• Generating sales (volumes and/or revenues).
• Improving customer retention.
• Improving customer satisfaction.
• Supporting the launch of a new product.

Setting the right objectives is vital, as they will determine the
communication strategy as well as the campaign mix of media and the
message content.

Measuring the Integrated Marketing Plan

For any promotion to be successful, it needs to be:

• Well planned and executed.
• Part of an effective integrated promotional mix.
• Consistent with the values and mission of the organisation.

When attempting to measure effectiveness, we should bear in mind
three things:

• Are our customers’ needs being satisfied?
• How competitive is our chosen market?
• What external factors are affecting us?

Marketing research can help with all these questions. In fact, a
developed system of market sensing and a comprehensive marketing
information system (MKIS) is needed to constantly evaluate both the
marketing effort and IMC campaigns.

Here are some possible tools for measuring different aspects
of promotion:

• Personal selling – Sales revenue increases/sales targets met.
• Public relations – Editorial coverage.
• Direct marketing – Enquiries generated.
• Advertising – Brand awareness.
• Sales promotion – Coupons redeemed.
• Exhibitions – Contacts made.

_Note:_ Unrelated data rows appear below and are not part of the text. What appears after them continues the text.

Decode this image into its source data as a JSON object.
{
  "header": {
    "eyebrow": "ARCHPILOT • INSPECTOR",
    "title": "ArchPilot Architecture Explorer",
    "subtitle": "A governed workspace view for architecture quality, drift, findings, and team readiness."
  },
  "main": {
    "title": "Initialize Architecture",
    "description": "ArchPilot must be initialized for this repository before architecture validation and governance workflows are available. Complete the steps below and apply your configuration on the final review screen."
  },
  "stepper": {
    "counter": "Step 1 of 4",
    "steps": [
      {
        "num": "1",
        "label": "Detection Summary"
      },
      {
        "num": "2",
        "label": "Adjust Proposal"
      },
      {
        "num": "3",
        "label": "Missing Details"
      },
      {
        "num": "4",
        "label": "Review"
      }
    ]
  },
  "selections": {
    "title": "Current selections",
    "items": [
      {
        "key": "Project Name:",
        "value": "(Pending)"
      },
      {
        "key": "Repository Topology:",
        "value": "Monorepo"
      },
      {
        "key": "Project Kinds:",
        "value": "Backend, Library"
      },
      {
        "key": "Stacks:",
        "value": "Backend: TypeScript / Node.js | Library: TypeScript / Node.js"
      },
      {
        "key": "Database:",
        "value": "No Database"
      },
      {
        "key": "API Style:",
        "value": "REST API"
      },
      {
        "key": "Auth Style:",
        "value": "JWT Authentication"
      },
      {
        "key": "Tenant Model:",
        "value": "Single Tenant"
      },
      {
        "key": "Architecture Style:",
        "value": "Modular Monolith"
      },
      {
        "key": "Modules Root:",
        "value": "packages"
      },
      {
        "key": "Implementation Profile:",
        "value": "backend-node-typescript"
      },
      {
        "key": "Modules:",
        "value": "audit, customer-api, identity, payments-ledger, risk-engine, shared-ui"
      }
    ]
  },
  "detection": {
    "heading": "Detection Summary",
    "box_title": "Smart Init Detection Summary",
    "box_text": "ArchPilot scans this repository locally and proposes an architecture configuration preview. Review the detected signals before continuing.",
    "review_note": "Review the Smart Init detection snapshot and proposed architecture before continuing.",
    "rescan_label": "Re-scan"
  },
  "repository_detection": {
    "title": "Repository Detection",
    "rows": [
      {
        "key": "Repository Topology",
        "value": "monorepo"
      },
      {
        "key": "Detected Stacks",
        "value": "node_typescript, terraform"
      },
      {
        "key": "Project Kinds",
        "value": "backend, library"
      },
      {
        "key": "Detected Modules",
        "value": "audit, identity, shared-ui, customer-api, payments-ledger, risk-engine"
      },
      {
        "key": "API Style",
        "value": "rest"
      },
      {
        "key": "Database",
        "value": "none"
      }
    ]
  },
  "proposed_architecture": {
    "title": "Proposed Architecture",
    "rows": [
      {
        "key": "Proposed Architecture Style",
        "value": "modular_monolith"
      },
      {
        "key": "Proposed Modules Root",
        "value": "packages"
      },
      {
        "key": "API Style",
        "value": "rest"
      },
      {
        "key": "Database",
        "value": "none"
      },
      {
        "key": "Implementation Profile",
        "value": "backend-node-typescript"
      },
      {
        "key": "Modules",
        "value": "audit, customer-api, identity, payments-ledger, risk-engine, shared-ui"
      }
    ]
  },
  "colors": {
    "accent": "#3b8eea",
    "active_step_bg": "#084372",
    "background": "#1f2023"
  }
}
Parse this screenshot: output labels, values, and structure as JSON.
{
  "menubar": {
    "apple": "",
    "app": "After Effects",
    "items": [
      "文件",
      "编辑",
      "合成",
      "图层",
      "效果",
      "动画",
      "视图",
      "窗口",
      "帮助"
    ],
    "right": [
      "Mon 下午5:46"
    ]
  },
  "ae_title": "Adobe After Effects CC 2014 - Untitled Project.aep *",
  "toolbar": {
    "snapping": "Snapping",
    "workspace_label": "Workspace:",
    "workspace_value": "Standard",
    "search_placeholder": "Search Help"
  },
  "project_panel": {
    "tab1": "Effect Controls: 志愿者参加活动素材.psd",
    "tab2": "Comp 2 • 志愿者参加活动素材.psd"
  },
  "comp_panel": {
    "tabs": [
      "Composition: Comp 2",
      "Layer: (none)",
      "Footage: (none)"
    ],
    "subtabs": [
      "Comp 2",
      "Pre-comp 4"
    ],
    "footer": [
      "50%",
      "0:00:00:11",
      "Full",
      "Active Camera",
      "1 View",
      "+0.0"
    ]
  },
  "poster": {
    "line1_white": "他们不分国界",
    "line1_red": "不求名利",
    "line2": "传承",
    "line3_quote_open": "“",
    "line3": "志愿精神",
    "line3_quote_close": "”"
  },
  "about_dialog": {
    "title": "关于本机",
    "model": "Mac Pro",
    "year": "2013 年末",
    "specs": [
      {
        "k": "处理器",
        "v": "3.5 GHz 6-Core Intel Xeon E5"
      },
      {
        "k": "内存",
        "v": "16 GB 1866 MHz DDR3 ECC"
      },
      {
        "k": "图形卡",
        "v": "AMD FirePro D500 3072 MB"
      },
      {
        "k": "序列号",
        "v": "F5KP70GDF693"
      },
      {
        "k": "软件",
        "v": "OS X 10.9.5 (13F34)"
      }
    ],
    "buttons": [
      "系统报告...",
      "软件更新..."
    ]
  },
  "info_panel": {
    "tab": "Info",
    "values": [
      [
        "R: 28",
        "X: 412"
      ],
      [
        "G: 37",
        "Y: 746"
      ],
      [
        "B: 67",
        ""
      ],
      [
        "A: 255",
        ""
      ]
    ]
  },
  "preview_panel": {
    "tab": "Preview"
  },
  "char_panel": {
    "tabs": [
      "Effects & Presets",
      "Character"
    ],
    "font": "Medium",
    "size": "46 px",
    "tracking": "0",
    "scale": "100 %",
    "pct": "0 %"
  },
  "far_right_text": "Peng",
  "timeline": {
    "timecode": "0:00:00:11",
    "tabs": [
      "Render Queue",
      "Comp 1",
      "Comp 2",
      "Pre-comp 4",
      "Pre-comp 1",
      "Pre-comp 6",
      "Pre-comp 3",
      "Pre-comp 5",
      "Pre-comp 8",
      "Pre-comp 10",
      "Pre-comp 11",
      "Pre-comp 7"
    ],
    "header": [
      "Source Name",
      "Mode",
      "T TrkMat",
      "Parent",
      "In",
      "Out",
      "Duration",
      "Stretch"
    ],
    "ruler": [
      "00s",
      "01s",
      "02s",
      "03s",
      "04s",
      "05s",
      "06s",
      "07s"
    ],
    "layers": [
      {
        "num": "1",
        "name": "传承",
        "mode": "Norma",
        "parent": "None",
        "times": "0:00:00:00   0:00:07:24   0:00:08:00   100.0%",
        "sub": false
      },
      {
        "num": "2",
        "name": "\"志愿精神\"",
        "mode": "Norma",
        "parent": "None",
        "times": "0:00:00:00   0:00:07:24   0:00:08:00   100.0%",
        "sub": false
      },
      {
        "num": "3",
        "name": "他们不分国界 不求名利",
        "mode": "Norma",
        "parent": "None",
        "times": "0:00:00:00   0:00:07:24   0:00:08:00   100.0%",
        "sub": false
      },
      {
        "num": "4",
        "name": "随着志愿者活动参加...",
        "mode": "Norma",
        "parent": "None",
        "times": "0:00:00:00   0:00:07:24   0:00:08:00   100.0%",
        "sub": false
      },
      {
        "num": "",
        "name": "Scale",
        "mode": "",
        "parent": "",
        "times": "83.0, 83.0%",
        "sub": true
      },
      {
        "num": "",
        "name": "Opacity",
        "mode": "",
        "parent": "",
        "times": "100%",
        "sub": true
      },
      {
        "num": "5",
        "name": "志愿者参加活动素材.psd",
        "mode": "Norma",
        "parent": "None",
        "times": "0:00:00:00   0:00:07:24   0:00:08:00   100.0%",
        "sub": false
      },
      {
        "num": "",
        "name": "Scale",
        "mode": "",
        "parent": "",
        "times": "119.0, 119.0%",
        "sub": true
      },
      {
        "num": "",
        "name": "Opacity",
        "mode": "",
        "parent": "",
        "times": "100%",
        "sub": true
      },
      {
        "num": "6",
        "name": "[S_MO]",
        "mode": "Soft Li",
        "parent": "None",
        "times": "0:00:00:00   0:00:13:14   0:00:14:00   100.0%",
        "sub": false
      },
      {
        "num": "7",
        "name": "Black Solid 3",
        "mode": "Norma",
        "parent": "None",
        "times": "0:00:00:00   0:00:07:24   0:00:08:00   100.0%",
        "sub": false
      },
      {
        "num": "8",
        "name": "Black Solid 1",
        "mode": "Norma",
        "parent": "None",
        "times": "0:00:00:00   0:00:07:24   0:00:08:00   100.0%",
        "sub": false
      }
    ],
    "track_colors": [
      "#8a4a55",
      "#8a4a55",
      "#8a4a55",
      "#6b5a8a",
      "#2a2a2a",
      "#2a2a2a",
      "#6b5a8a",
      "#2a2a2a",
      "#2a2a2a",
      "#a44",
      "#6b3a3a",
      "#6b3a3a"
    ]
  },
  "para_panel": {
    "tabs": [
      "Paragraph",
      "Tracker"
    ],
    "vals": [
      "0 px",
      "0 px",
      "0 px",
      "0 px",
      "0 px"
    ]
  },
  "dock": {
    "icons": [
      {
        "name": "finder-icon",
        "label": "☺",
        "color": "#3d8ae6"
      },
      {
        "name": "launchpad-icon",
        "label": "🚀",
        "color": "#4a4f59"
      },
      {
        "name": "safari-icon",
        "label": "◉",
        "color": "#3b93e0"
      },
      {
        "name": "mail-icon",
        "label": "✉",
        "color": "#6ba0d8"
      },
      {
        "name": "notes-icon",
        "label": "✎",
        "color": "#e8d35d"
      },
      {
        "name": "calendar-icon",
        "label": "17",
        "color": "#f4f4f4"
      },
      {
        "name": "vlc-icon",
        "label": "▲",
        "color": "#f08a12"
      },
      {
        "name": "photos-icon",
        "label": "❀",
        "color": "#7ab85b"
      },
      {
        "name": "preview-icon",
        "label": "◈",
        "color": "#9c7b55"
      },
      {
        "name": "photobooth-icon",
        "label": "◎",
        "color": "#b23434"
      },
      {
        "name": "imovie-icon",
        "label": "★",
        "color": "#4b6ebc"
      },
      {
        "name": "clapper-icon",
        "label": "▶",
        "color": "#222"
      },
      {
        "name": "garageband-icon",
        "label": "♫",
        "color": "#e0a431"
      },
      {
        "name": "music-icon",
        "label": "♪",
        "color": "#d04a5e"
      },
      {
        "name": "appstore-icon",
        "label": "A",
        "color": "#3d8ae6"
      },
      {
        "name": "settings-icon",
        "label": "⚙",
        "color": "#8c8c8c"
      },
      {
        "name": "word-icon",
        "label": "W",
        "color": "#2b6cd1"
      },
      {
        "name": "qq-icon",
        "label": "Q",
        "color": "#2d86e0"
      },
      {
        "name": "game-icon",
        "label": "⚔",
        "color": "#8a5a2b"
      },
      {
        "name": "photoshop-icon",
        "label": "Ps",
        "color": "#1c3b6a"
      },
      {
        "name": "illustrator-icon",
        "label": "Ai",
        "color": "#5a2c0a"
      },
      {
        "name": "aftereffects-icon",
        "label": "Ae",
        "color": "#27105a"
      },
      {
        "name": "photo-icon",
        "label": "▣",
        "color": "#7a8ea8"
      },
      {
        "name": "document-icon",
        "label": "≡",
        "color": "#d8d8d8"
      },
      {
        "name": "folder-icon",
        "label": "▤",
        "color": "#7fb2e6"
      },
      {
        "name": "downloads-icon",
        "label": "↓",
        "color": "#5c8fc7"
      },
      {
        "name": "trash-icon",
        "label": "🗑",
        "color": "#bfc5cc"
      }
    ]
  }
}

Other more general techniques include:
• Amount and value of attention gained.
• Communication of defined message.
• Attitudes improved or modified.
• Liking for message and execution.
• Product preference.

Evaluating the Promotional Mix

TV advertising
This is possibly the easiest to assess, as it is the most
audited of all media. Comprehensive audience figures are available on
a daily basis, at a very detailed level of analysis. The interactivity
afforded by digital television allows us to measure audience response
by the number of clicks on the ‘red button’. Television can also be
used in a direct marketing sense by including website addresses and
telephone numbers. The difficulty, of course, is gauging the effect TV
advertising is having, particularly when viewers are increasingly
recording programmes to watch later, or watching them in ‘catchup’
mode, both of which typically mean they fast-forward through
the adverts.

PR
The traditional measures of column inches or ‘advertising value
equivalents’ can be skewed and possibly irrelevant. Is any publicity
good publicity, for example? Studies tracking specific communication
to defined target audiences seem much more appropriate.

Sales promotion
Market research can use qualitative methods to
assess the relative appeal of different potential promotions and their
likely effect on brand image.

You can pre-test to ascertain possible
redemption levels of coupons in simulated purchasing environments,
test stores, area tests and so on.

You can also use consumer and retail
panels to monitor the results of promotional activity.

Direct marketing
Concepts can be pre-tested here too. And you can
use research to follow up reactions to mailing programmes.

Personal selling
All sales can be evaluated by:
• Sales achieved (volume/value).
• Customer profitability.
• Prospects contacted.
• New customer acquisition.
• Customer satisfaction.
• New geographic areas opened up.